### [PROBLEM DESCRIPTION]
Within the records below, how many lines hold the word "flash"? Only the number should be returned.

### [DATASET RECORDS]
+-------+

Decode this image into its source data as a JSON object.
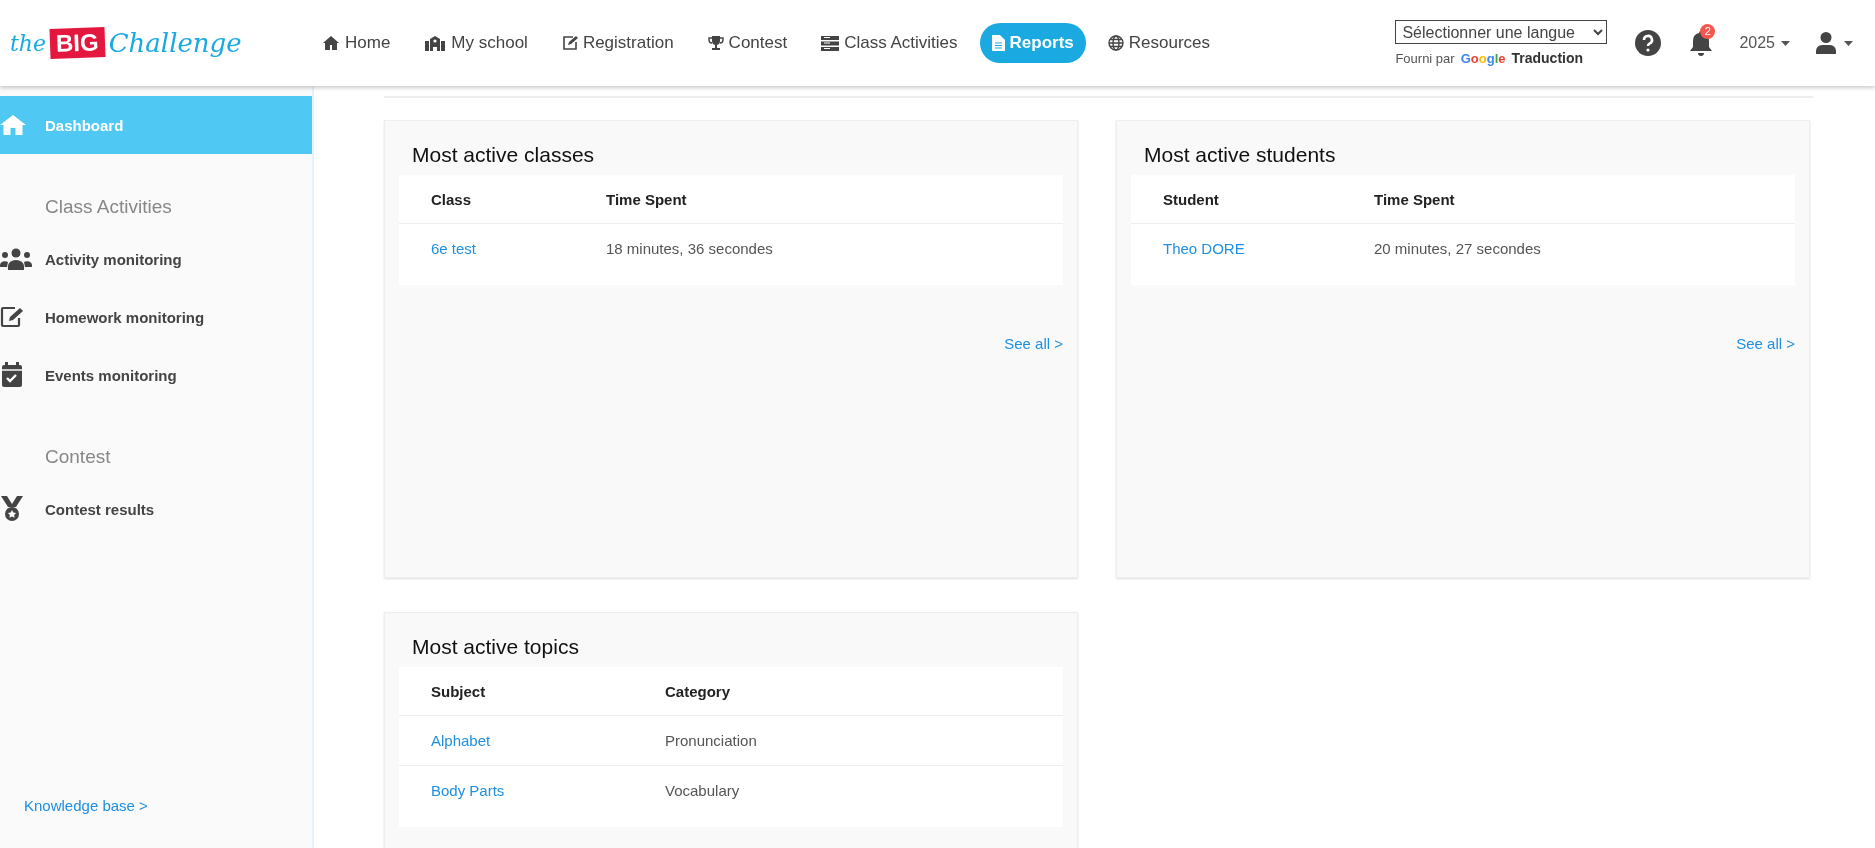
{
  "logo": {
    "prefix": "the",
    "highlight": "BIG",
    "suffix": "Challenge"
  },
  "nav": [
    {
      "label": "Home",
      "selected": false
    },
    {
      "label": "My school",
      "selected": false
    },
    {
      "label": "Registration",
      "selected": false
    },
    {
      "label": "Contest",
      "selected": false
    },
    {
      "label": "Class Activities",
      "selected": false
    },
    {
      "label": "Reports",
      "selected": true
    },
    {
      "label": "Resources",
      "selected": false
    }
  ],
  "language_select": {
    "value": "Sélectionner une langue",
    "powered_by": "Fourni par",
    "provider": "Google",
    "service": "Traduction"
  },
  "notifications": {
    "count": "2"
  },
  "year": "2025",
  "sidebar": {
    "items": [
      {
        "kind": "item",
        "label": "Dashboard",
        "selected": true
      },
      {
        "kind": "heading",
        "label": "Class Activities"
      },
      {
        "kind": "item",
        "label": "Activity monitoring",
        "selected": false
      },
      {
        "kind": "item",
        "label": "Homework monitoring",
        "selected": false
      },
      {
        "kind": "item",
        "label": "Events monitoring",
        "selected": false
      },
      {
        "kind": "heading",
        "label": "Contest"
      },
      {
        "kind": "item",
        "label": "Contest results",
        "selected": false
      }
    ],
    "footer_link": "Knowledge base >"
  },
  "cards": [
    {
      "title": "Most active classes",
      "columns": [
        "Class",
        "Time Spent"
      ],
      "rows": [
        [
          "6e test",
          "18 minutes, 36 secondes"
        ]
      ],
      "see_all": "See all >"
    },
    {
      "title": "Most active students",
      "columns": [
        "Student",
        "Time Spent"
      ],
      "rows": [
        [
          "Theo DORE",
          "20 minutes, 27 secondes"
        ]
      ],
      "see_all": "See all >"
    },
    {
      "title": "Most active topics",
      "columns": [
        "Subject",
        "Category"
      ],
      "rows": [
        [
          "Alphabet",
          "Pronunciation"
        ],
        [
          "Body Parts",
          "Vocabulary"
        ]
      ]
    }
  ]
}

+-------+

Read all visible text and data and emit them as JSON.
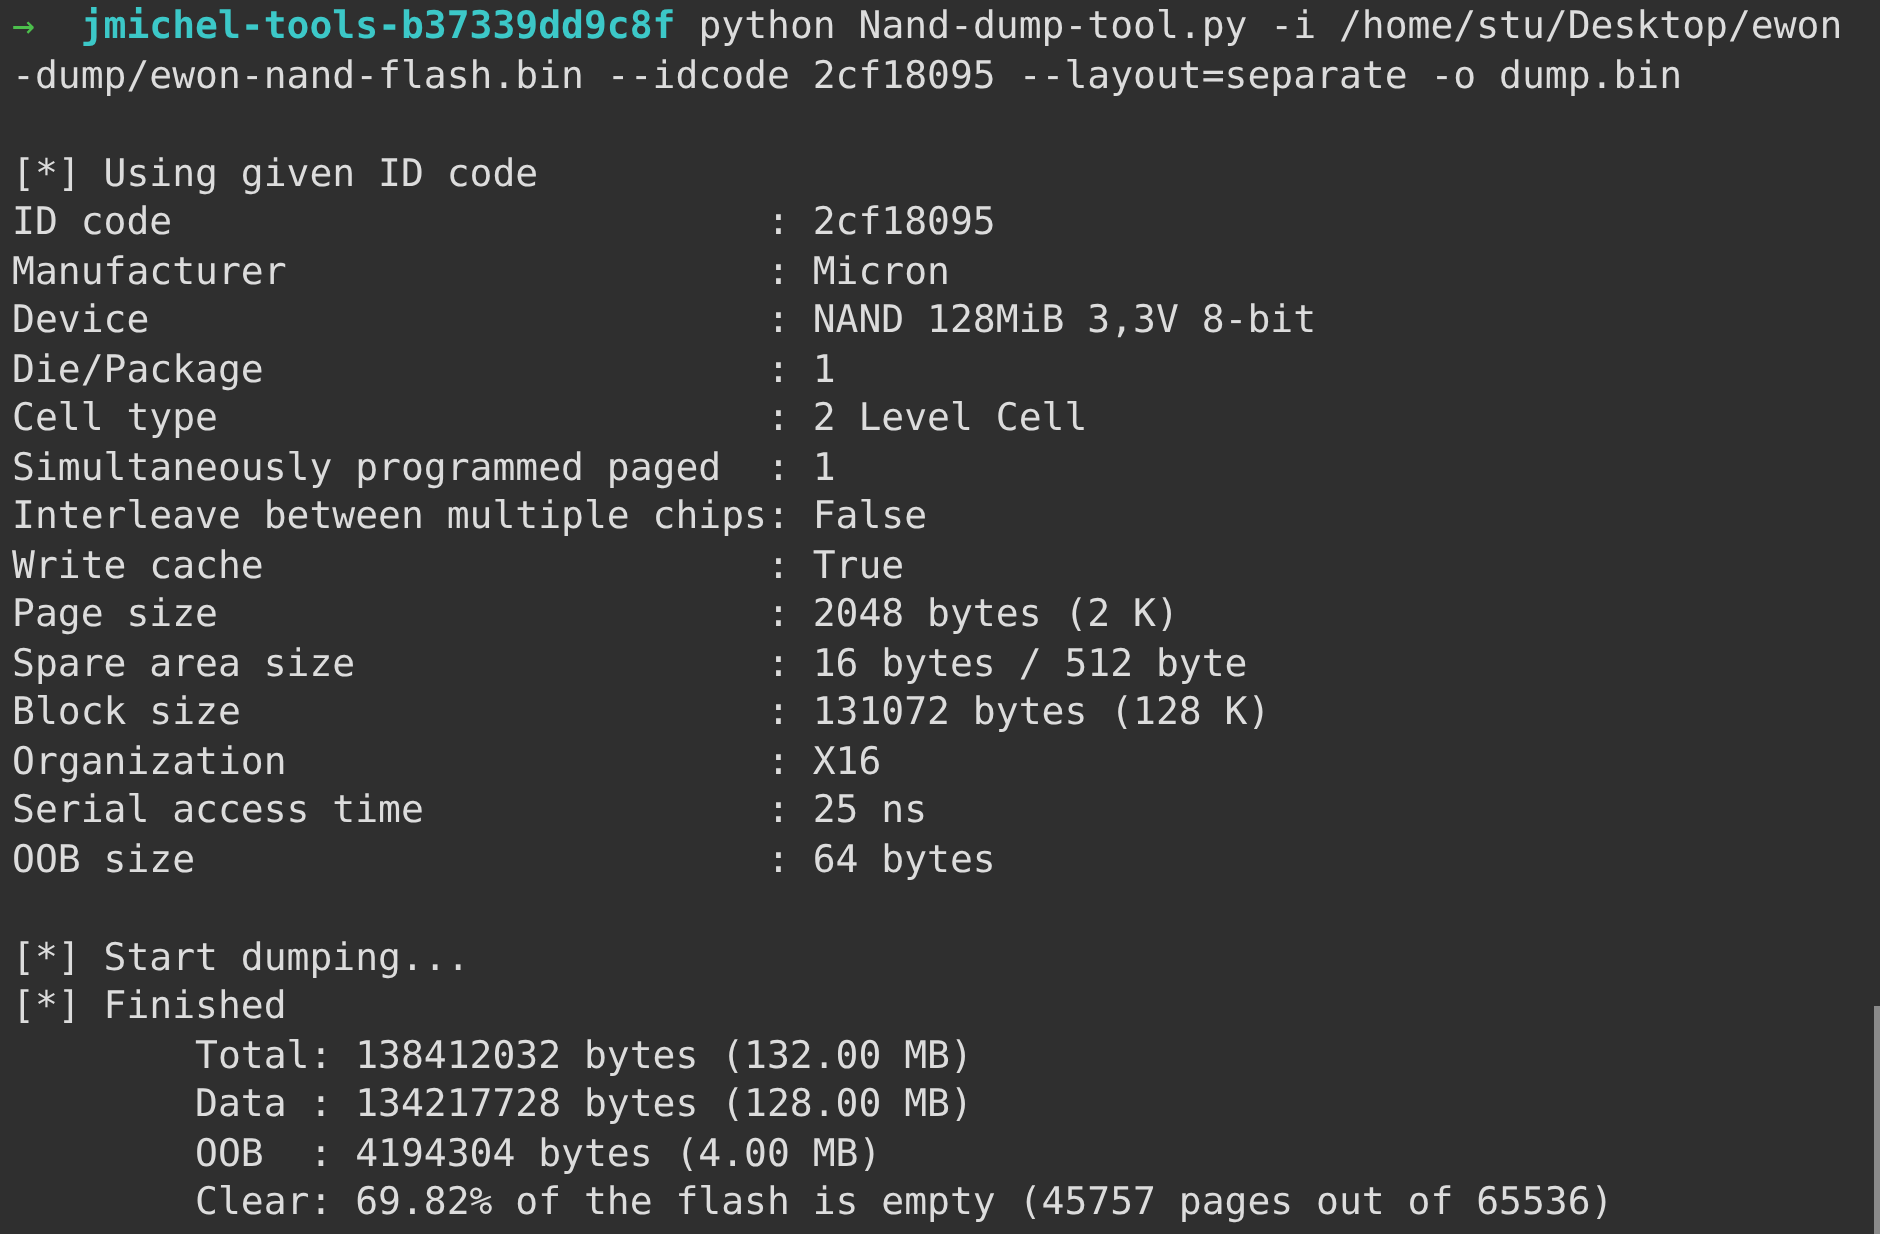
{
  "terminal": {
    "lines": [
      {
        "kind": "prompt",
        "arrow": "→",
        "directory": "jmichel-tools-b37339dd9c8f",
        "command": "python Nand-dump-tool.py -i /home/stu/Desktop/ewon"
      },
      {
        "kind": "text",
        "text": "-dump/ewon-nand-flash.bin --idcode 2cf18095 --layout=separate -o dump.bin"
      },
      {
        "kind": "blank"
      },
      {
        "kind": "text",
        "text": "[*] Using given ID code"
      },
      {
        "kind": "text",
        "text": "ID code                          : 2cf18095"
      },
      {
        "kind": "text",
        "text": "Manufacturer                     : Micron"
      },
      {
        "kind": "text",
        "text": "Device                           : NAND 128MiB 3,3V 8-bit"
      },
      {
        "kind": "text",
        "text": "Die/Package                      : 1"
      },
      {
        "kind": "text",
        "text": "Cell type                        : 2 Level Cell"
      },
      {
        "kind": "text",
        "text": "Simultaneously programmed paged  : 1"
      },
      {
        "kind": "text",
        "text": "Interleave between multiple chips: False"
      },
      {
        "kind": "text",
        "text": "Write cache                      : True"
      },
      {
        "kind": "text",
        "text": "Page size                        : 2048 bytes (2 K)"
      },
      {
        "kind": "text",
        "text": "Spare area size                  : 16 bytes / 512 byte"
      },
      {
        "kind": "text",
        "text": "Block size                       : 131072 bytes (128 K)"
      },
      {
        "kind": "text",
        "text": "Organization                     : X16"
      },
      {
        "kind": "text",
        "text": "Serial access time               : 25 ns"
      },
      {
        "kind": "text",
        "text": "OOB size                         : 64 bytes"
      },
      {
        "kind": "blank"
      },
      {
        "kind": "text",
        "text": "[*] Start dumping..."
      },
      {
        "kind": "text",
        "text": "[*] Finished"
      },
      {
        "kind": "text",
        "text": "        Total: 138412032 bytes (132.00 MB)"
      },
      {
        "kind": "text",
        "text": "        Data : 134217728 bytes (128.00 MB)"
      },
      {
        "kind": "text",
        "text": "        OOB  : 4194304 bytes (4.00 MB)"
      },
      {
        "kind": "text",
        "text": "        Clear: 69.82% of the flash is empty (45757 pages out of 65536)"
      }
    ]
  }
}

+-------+

### [ANSWER SPACE]
2